• About this exercise: The expected output is the complete listing, copied word for word.
···
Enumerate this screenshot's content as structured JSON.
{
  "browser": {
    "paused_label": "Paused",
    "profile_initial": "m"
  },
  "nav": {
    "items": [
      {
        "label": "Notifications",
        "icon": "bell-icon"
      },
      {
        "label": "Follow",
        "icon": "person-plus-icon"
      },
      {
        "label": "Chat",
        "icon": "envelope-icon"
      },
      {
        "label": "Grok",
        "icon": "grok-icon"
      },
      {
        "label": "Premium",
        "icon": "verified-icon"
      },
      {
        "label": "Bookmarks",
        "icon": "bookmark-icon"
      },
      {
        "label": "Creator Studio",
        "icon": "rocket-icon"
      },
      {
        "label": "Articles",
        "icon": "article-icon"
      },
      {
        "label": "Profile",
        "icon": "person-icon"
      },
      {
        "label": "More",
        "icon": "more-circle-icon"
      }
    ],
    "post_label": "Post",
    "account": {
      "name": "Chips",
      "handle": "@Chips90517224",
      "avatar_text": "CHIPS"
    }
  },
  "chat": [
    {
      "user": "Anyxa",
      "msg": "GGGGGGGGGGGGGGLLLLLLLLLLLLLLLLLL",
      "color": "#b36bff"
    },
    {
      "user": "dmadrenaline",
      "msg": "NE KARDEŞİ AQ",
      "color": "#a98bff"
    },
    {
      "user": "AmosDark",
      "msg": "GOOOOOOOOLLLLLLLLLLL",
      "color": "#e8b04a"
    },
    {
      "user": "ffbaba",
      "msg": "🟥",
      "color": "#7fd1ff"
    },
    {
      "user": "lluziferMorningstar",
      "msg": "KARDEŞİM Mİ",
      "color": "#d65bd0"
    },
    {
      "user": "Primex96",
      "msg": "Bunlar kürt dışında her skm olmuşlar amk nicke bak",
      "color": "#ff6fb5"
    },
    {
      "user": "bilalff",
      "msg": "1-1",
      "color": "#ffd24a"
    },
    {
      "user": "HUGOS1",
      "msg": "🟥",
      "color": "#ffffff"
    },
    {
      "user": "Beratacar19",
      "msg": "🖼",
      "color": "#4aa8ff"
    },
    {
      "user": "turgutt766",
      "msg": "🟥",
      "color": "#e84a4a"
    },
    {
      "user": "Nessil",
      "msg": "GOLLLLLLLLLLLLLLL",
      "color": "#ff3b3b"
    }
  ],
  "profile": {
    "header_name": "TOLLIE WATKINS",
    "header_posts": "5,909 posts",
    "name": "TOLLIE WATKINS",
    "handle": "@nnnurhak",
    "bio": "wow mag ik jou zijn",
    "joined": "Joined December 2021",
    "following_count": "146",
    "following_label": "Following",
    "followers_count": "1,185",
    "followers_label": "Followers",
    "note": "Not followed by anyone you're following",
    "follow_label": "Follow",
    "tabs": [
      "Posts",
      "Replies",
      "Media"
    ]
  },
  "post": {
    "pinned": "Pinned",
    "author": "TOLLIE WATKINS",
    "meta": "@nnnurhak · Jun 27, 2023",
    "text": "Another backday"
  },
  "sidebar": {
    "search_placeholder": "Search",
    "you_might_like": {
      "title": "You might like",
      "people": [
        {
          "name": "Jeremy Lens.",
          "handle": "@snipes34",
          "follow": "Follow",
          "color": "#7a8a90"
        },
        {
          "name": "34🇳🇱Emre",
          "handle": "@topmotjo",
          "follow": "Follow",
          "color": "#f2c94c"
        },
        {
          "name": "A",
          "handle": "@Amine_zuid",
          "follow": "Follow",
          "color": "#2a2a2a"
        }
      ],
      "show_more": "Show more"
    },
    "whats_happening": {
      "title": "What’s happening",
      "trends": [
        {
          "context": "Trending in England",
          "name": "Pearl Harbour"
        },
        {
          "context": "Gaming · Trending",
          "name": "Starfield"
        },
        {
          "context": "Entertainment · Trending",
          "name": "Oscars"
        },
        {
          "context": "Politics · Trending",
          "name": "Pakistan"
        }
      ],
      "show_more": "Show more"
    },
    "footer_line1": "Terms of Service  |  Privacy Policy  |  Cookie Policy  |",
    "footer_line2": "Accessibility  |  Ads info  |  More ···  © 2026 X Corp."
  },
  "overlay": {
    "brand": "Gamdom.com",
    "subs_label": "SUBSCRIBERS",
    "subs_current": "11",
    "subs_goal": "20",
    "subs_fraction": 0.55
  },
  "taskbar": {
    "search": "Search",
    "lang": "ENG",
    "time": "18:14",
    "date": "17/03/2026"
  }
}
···
• Solution for this exercise:
Enumerate this screenshot's content as structured JSON.
{
  "browser": {
    "paused_label": "Paused",
    "profile_initial": "m"
  },
  "nav": {
    "items": [
      {
        "label": "Notifications",
        "icon": "bell-icon"
      },
      {
        "label": "Follow",
        "icon": "person-plus-icon"
      },
      {
        "label": "Chat",
        "icon": "envelope-icon"
      },
      {
        "label": "Grok",
        "icon": "grok-icon"
      },
      {
        "label": "Premium",
        "icon": "verified-icon"
      },
      {
        "label": "Bookmarks",
        "icon": "bookmark-icon"
      },
      {
        "label": "Creator Studio",
        "icon": "rocket-icon"
      },
      {
        "label": "Articles",
        "icon": "article-icon"
      },
      {
        "label": "Profile",
        "icon": "person-icon"
      },
      {
        "label": "More",
        "icon": "more-circle-icon"
      }
    ],
    "post_label": "Post",
    "account": {
      "name": "Chips",
      "handle": "@Chips90517224",
      "avatar_text": "CHIPS"
    }
  },
  "chat": [
    {
      "user": "Anyxa",
      "msg": "GGGGGGGGGGGGGGLLLLLLLLLLLLLLLLLL",
      "color": "#b36bff"
    },
    {
      "user": "dmadrenaline",
      "msg": "NE KARDEŞİ AQ",
      "color": "#a98bff"
    },
    {
      "user": "AmosDark",
      "msg": "GOOOOOOOOLLLLLLLLLLL",
      "color": "#e8b04a"
    },
    {
      "user": "ffbaba",
      "msg": "🟥",
      "color": "#7fd1ff"
    },
    {
      "user": "lluziferMorningstar",
      "msg": "KARDEŞİM Mİ",
      "color": "#d65bd0"
    },
    {
      "user": "Primex96",
      "msg": "Bunlar kürt dışında her skm olmuşlar amk nicke bak",
      "color": "#ff6fb5"
    },
    {
      "user": "bilalff",
      "msg": "1-1",
      "color": "#ffd24a"
    },
    {
      "user": "HUGOS1",
      "msg": "🟥",
      "color": "#ffffff"
    },
    {
      "user": "Beratacar19",
      "msg": "🖼",
      "color": "#4aa8ff"
    },
    {
      "user": "turgutt766",
      "msg": "🟥",
      "color": "#e84a4a"
    },
    {
      "user": "Nessil",
      "msg": "GOLLLLLLLLLLLLLLL",
      "color": "#ff3b3b"
    }
  ],
  "profile": {
    "header_name": "TOLLIE WATKINS",
    "header_posts": "5,909 posts",
    "name": "TOLLIE WATKINS",
    "handle": "@nnnurhak",
    "bio": "wow mag ik jou zijn",
    "joined": "Joined December 2021",
    "following_count": "146",
    "following_label": "Following",
    "followers_count": "1,185",
    "followers_label": "Followers",
    "note": "Not followed by anyone you're following",
    "follow_label": "Follow",
    "tabs": [
      "Posts",
      "Replies",
      "Media"
    ]
  },
  "post": {
    "pinned": "Pinned",
    "author": "TOLLIE WATKINS",
    "meta": "@nnnurhak · Jun 27, 2023",
    "text": "Another backday"
  },
  "sidebar": {
    "search_placeholder": "Search",
    "you_might_like": {
      "title": "You might like",
      "people": [
        {
          "name": "Jeremy Lens.",
          "handle": "@snipes34",
          "follow": "Follow",
          "color": "#7a8a90"
        },
        {
          "name": "34🇳🇱Emre",
          "handle": "@topmotjo",
          "follow": "Follow",
          "color": "#f2c94c"
        },
        {
          "name": "A",
          "handle": "@Amine_zuid",
          "follow": "Follow",
          "color": "#2a2a2a"
        }
      ],
      "show_more": "Show more"
    },
    "whats_happening": {
      "title": "What’s happening",
      "trends": [
        {
          "context": "Trending in England",
          "name": "Pearl Harbour"
        },
        {
          "context": "Gaming · Trending",
          "name": "Starfield"
        },
        {
          "context": "Entertainment · Trending",
          "name": "Oscars"
        },
        {
          "context": "Politics · Trending",
          "name": "Pakistan"
        }
      ],
      "show_more": "Show more"
    },
    "footer_line1": "Terms of Service  |  Privacy Policy  |  Cookie Policy  |",
    "footer_line2": "Accessibility  |  Ads info  |  More ···  © 2026 X Corp."
  },
  "overlay": {
    "brand": "Gamdom.com",
    "subs_label": "SUBSCRIBERS",
    "subs_current": "11",
    "subs_goal": "20",
    "subs_fraction": 0.55
  },
  "taskbar": {
    "search": "Search",
    "lang": "ENG",
    "time": "18:14",
    "date": "17/03/2026"
  }
}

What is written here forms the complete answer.